Day of the Dead Bolo Tie [Honoring Lost Loved Ones: The Significance of Mexico's Day of the Dead]
Introduction to Day of the Dead
Of all Mexico's renowned festivals and celebrations, there is none more fascinating than Día de Los Muertos
, or Day of the Dead. Far from a morbid occasion, this holiday focuses on remembrance and paying tribute to deceased friends and family members. It encapsulates the Mexican spirit of honoring both life and death.
When and How It's Celebrated
Día de Los Muertos takes place annually on November 1st and 2nd. The festivities begin well before then, often with community gatherings to clean and decorate gravesites. Vibrant marigolds known as cempasúchil and papel picado streamers adorn altars, graves, and public spaces. These symbols guide the spirits back to visit the living.
The iconic element of Día de Los Muertos is the calavera (skull) imagery that fills every corner. From sugar candy skulls to skull masks and face painting, it is a way to poke fun at death itself. Other offerings left as gifts for returning souls include tequila, cigarettes, and the deceased's favorite foods.
Honoring the Dead and Celebrating Life
While it coincides with Halloween and All Saints Day, Día de Los Muertos is far more about celebrating life than fearing death. Family gatherings are joyous reunions where memories are shared. The souls of children are particularly honored on November 1st, while November 2nd is for adults. Though deeply rooted in indigenous Aztec rituals, the modern version is an eclectic mix of ancient and Catholic traditions.
Sweet Symbols - The Artistry of Mexican Sugar Skulls
Among the most iconic elements of Mexico's Day of the Dead are the colorful sugar skulls prominently displayed everywhere during the festivities. Known as calaveras de azúcar, these skulls are far from frightening. Instead, they capture the holiday's spirit of honoring deceased loved ones with joy and humor.

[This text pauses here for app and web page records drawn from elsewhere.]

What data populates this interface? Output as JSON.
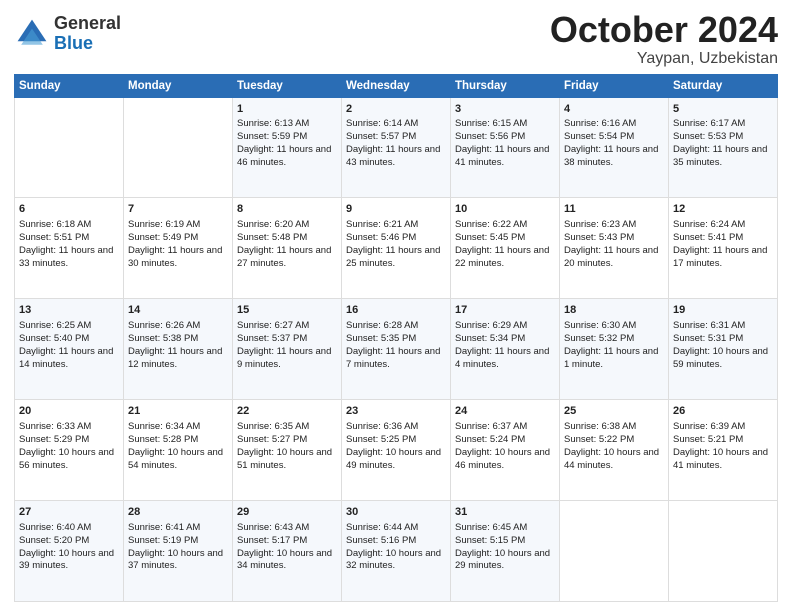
{
  "logo": {
    "general": "General",
    "blue": "Blue"
  },
  "header": {
    "month": "October 2024",
    "location": "Yaypan, Uzbekistan"
  },
  "weekdays": [
    "Sunday",
    "Monday",
    "Tuesday",
    "Wednesday",
    "Thursday",
    "Friday",
    "Saturday"
  ],
  "weeks": [
    [
      {
        "day": "",
        "content": ""
      },
      {
        "day": "",
        "content": ""
      },
      {
        "day": "1",
        "content": "Sunrise: 6:13 AM\nSunset: 5:59 PM\nDaylight: 11 hours and 46 minutes."
      },
      {
        "day": "2",
        "content": "Sunrise: 6:14 AM\nSunset: 5:57 PM\nDaylight: 11 hours and 43 minutes."
      },
      {
        "day": "3",
        "content": "Sunrise: 6:15 AM\nSunset: 5:56 PM\nDaylight: 11 hours and 41 minutes."
      },
      {
        "day": "4",
        "content": "Sunrise: 6:16 AM\nSunset: 5:54 PM\nDaylight: 11 hours and 38 minutes."
      },
      {
        "day": "5",
        "content": "Sunrise: 6:17 AM\nSunset: 5:53 PM\nDaylight: 11 hours and 35 minutes."
      }
    ],
    [
      {
        "day": "6",
        "content": "Sunrise: 6:18 AM\nSunset: 5:51 PM\nDaylight: 11 hours and 33 minutes."
      },
      {
        "day": "7",
        "content": "Sunrise: 6:19 AM\nSunset: 5:49 PM\nDaylight: 11 hours and 30 minutes."
      },
      {
        "day": "8",
        "content": "Sunrise: 6:20 AM\nSunset: 5:48 PM\nDaylight: 11 hours and 27 minutes."
      },
      {
        "day": "9",
        "content": "Sunrise: 6:21 AM\nSunset: 5:46 PM\nDaylight: 11 hours and 25 minutes."
      },
      {
        "day": "10",
        "content": "Sunrise: 6:22 AM\nSunset: 5:45 PM\nDaylight: 11 hours and 22 minutes."
      },
      {
        "day": "11",
        "content": "Sunrise: 6:23 AM\nSunset: 5:43 PM\nDaylight: 11 hours and 20 minutes."
      },
      {
        "day": "12",
        "content": "Sunrise: 6:24 AM\nSunset: 5:41 PM\nDaylight: 11 hours and 17 minutes."
      }
    ],
    [
      {
        "day": "13",
        "content": "Sunrise: 6:25 AM\nSunset: 5:40 PM\nDaylight: 11 hours and 14 minutes."
      },
      {
        "day": "14",
        "content": "Sunrise: 6:26 AM\nSunset: 5:38 PM\nDaylight: 11 hours and 12 minutes."
      },
      {
        "day": "15",
        "content": "Sunrise: 6:27 AM\nSunset: 5:37 PM\nDaylight: 11 hours and 9 minutes."
      },
      {
        "day": "16",
        "content": "Sunrise: 6:28 AM\nSunset: 5:35 PM\nDaylight: 11 hours and 7 minutes."
      },
      {
        "day": "17",
        "content": "Sunrise: 6:29 AM\nSunset: 5:34 PM\nDaylight: 11 hours and 4 minutes."
      },
      {
        "day": "18",
        "content": "Sunrise: 6:30 AM\nSunset: 5:32 PM\nDaylight: 11 hours and 1 minute."
      },
      {
        "day": "19",
        "content": "Sunrise: 6:31 AM\nSunset: 5:31 PM\nDaylight: 10 hours and 59 minutes."
      }
    ],
    [
      {
        "day": "20",
        "content": "Sunrise: 6:33 AM\nSunset: 5:29 PM\nDaylight: 10 hours and 56 minutes."
      },
      {
        "day": "21",
        "content": "Sunrise: 6:34 AM\nSunset: 5:28 PM\nDaylight: 10 hours and 54 minutes."
      },
      {
        "day": "22",
        "content": "Sunrise: 6:35 AM\nSunset: 5:27 PM\nDaylight: 10 hours and 51 minutes."
      },
      {
        "day": "23",
        "content": "Sunrise: 6:36 AM\nSunset: 5:25 PM\nDaylight: 10 hours and 49 minutes."
      },
      {
        "day": "24",
        "content": "Sunrise: 6:37 AM\nSunset: 5:24 PM\nDaylight: 10 hours and 46 minutes."
      },
      {
        "day": "25",
        "content": "Sunrise: 6:38 AM\nSunset: 5:22 PM\nDaylight: 10 hours and 44 minutes."
      },
      {
        "day": "26",
        "content": "Sunrise: 6:39 AM\nSunset: 5:21 PM\nDaylight: 10 hours and 41 minutes."
      }
    ],
    [
      {
        "day": "27",
        "content": "Sunrise: 6:40 AM\nSunset: 5:20 PM\nDaylight: 10 hours and 39 minutes."
      },
      {
        "day": "28",
        "content": "Sunrise: 6:41 AM\nSunset: 5:19 PM\nDaylight: 10 hours and 37 minutes."
      },
      {
        "day": "29",
        "content": "Sunrise: 6:43 AM\nSunset: 5:17 PM\nDaylight: 10 hours and 34 minutes."
      },
      {
        "day": "30",
        "content": "Sunrise: 6:44 AM\nSunset: 5:16 PM\nDaylight: 10 hours and 32 minutes."
      },
      {
        "day": "31",
        "content": "Sunrise: 6:45 AM\nSunset: 5:15 PM\nDaylight: 10 hours and 29 minutes."
      },
      {
        "day": "",
        "content": ""
      },
      {
        "day": "",
        "content": ""
      }
    ]
  ]
}
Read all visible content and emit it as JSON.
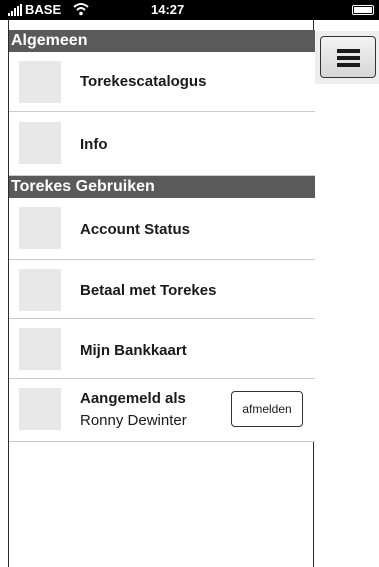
{
  "status_bar": {
    "carrier": "BASE",
    "time": "14:27",
    "icons": [
      "signal-icon",
      "wifi-icon",
      "battery-icon"
    ]
  },
  "sections": [
    {
      "header": "Algemeen",
      "items": [
        {
          "label": "Torekescatalogus"
        },
        {
          "label": "Info"
        }
      ]
    },
    {
      "header": "Torekes Gebruiken",
      "items": [
        {
          "label": "Account Status"
        },
        {
          "label": "Betaal met Torekes"
        },
        {
          "label": "Mijn Bankkaart"
        }
      ]
    }
  ],
  "account": {
    "label": "Aangemeld als",
    "user_name": "Ronny Dewinter",
    "logout_label": "afmelden"
  },
  "menu_button": {
    "icon": "hamburger-icon"
  }
}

making dates back to the 17th century. They were originally made from a mixture of clay and ash. With vibrant flowers, feathers, beads, and glitter, each sugar skull is edible folk art, customized to represent a particular deceased soul. The name of the honored individual is often written across the forehead.
Modern calaveras de azúcar are elaborately decorated with royal icing, tin foil, and sequins, transforming them into dazzling works of art. Large skulls adorn altars and graves, while small skulls are given as gifts. Their sweetness shows death doesn't have to be bitter.

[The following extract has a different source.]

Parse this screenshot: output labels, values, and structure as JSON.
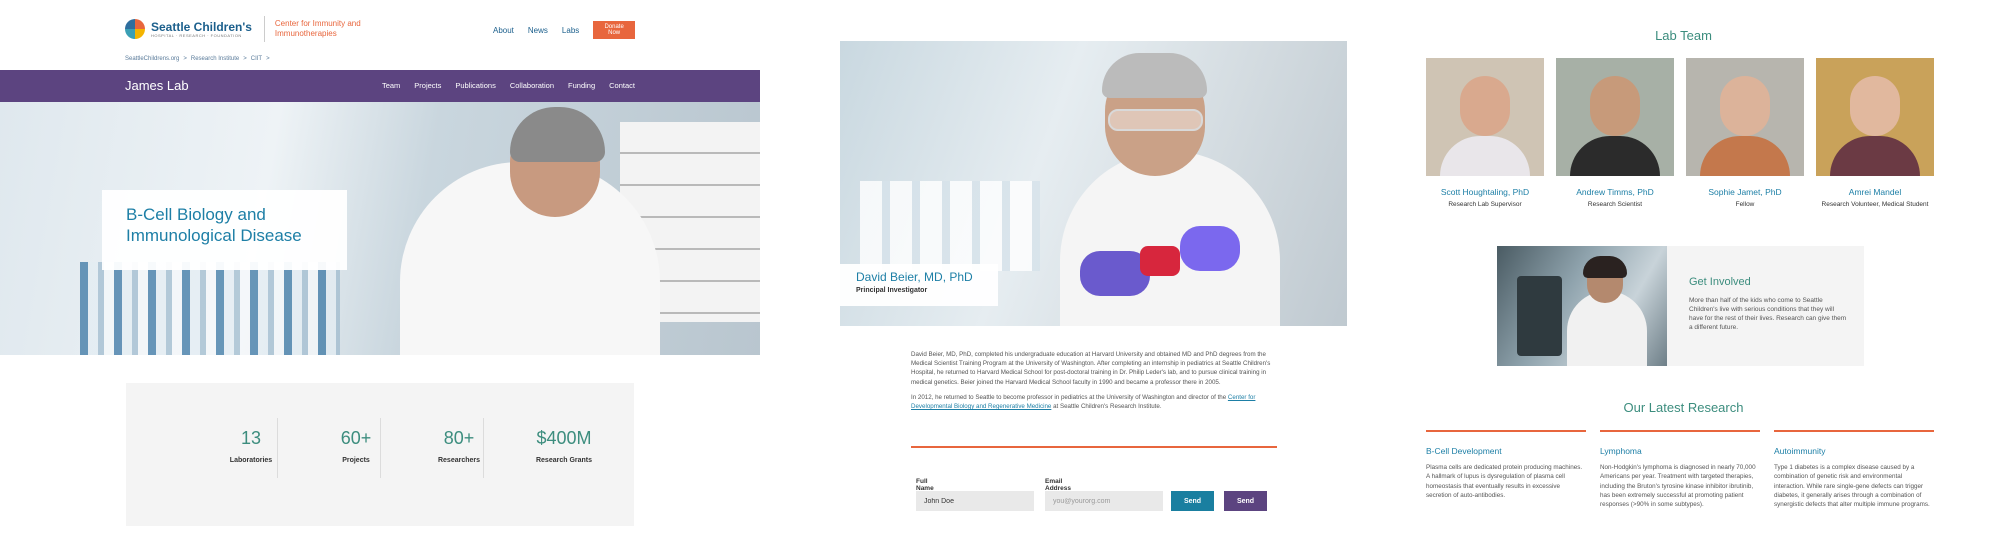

Sugar skulls come in a range of colors and designs, from the traditional to the modern whimsical. Yellow and purple represent Mexico, while other colors have symbolic meaning - red for life, white for hope, pink for celebration. New trends add motifs like hearts, birds, and butterflies.
During Día de Los Muertos, sugar skulls remind us that death is sweet, not scary. They honor past lives with edible offerings that feed the soul. These skulls may be gone in a bite, but their memory lingers as a symbol of devotion.
Significance of Day of the Dead Collectibles
The colorful artwork and symbols associated with Día de Los Muertos make for an extensive array of creative collectibles. Intricately decorated sugar skulls are the most iconic. Figurines of skeletons engaged in everyday activities are also prevalent. Vibrant Mexican folk art inspired by the holiday is highly collectible too.
The allure of these collectibles extends beyond Mexico, with their unique designs and rich symbolism having universal appeal. Owning a piece represents honoring past generations. Day of the Dead collectibles make perfect gifts as well.
With stunning artwork that playfully mocks death, Día de Los Muertos collectibles remind us to embrace life while remembering loved ones now gone. Their beauty and craftsmanship keep Mexican customs alive.
Day of Dead Bolo Ties
History Channel - Day of the Dead
National Geographic - Day of the Dead Traditions
Smithsonian Magazine - What Dia de los Muertos Means to Mexicans
Britannica - Day of the Dead
Los Angeles Times - Mexico's Day of the Dead
Mexican Sugar Skull - History of Sugar Skulls
Day of the Dead Holiday - Sugar Skulls
Folk Art Museum - Sugar Skull Folk Art
National Museum of Mexican Art
Michaels - How to Make Mexican Sugar Skulls
Meaning of Sugar Skull Colors